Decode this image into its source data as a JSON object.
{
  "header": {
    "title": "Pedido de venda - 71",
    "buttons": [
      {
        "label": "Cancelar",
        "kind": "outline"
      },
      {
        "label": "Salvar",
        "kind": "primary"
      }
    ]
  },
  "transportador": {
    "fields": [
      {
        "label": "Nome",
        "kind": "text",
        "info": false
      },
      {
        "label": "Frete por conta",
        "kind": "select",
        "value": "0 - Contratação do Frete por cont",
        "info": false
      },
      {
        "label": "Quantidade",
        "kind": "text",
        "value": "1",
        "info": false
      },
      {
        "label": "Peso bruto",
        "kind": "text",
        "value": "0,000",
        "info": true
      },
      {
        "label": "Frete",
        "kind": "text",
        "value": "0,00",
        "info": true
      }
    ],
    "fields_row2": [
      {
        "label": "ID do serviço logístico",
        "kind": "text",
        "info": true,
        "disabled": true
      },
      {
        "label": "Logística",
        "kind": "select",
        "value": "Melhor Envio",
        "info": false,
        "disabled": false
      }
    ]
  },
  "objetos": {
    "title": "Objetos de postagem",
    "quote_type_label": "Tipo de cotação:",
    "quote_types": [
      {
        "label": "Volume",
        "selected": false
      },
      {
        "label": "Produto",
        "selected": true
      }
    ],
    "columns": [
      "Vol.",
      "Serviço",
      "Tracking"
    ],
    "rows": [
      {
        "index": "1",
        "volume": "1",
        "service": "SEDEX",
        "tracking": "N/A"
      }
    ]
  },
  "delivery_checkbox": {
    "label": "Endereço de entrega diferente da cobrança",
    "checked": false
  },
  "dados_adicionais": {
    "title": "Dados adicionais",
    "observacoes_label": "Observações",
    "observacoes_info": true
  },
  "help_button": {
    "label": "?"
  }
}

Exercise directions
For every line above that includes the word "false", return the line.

Task response
        "info": false
        "info": false
        "info": false
        "info": false,
        "disabled": false
        "selected": false
    "checked": false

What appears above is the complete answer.